Social foraging models are often used to explain how group size can affect an individual’s food intake rate and foraging strategies. The proportion of food eaten before the arrival of conspecifics, the finder’s share, is hypothesized to play a major role in shaping group geometry, foraging strategy, and feeding competition. The variables that affect the finder’s share in ring-tailed coatis were tested using a series of food trials. The number of grapes in the food trials had a strong negative effect on the finder’s share and the probability that the finder was joined. The effect of group size on the finder’s share and foraging success was not straightforward and was mediated by sociospatial factors. The finder’s share increased when the time to arrival of the next individual was longer, the group was more spread out, and the finder was in the back of the group. Similarly, the total amount of food eaten at a trial was higher when more grapes were placed, arrival time was longer, and the number of joiners was smaller. Individuals at the front edge of the group found far more food trials, but foraging success was higher at the back of the group where there were fewer conspecifics to join them. This study highlights the importance of social spacing strategies and group geometry on animal foraging tactics and the costs and benefits of sociality.

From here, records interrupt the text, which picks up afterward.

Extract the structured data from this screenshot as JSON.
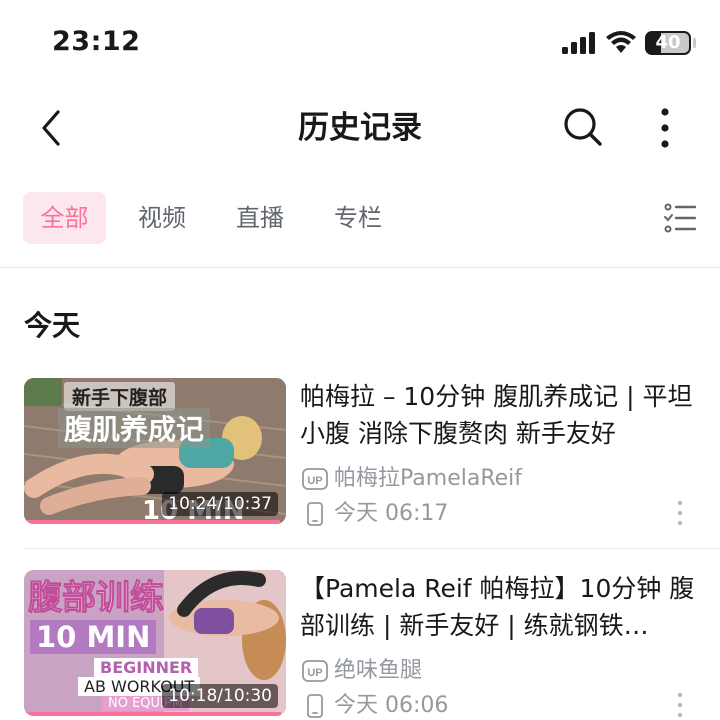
{
  "status_bar": {
    "time": "23:12",
    "battery": "40",
    "battery_level": 0.4
  },
  "header": {
    "title": "历史记录"
  },
  "tabs": [
    {
      "label": "全部",
      "active": true
    },
    {
      "label": "视频",
      "active": false
    },
    {
      "label": "直播",
      "active": false
    },
    {
      "label": "专栏",
      "active": false
    }
  ],
  "section": {
    "label": "今天"
  },
  "items": [
    {
      "title": "帕梅拉 – 10分钟 腹肌养成记 | 平坦小腹 消除下腹赘肉 新手友好",
      "uploader": "帕梅拉PamelaReif",
      "watched": "今天 06:17",
      "duration": "10:24/10:37",
      "progress": 0.977,
      "thumb_text_1": "新手下腹部",
      "thumb_text_2": "腹肌养成记",
      "thumb_text_3": "10 MIN"
    },
    {
      "title": "【Pamela Reif 帕梅拉】10分钟 腹部训练 | 新手友好 | 练就钢铁…",
      "uploader": "绝味鱼腿",
      "watched": "今天 06:06",
      "duration": "10:18/10:30",
      "progress": 0.981,
      "thumb_text_1": "腹部训练",
      "thumb_text_2": "10 MIN",
      "thumb_text_3": "BEGINNER",
      "thumb_text_4": "AB WORKOUT",
      "thumb_text_5": "NO EQUIPM"
    }
  ],
  "colors": {
    "accent": "#fb7299",
    "accent_bg": "#fde7ef",
    "text": "#18191c",
    "muted": "#9499a0"
  }
}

Item ID: 62427
Item Type: Article (Research - C1)
ISSN: 1465-7279
Keywords: coati, nasua, producer-scrounger, Social foraging, within-group spatial position
Copyright Information: © The Author(s) 2019. Published by Oxford University Press on behalf of the International Society for Behavioral Ecology. All rights reserved. For permissions, please e-mail: journals.permissions@oup.com This article is published and distributed under the terms of the Oxford University Press, Standard Journals Publication Model (https://academic.oup.com/journals/pages/open_access/funder_policies/chorus/standard_publication_model)
Funders: National Science Foundation (NSF)
Projects and Grants: NSF grant BCS-0314525
Date Deposited: 08 Mar 2020 22:49
FoR Codes: 06 BIOLOGICAL SCIENCES > 0608 Zoology > 060801 Animal Behaviour @ 100%
SEO Codes: 96 ENVIRONMENT > 9608 Flora, Fauna and Biodiversity > 960899 Flora, Fauna and Biodiversity of Environments not elsewhere classified @ 100%
Downloads: Total: 1
More Statistics

Actions (Repository Staff Only)

Item Control Page Item Control Page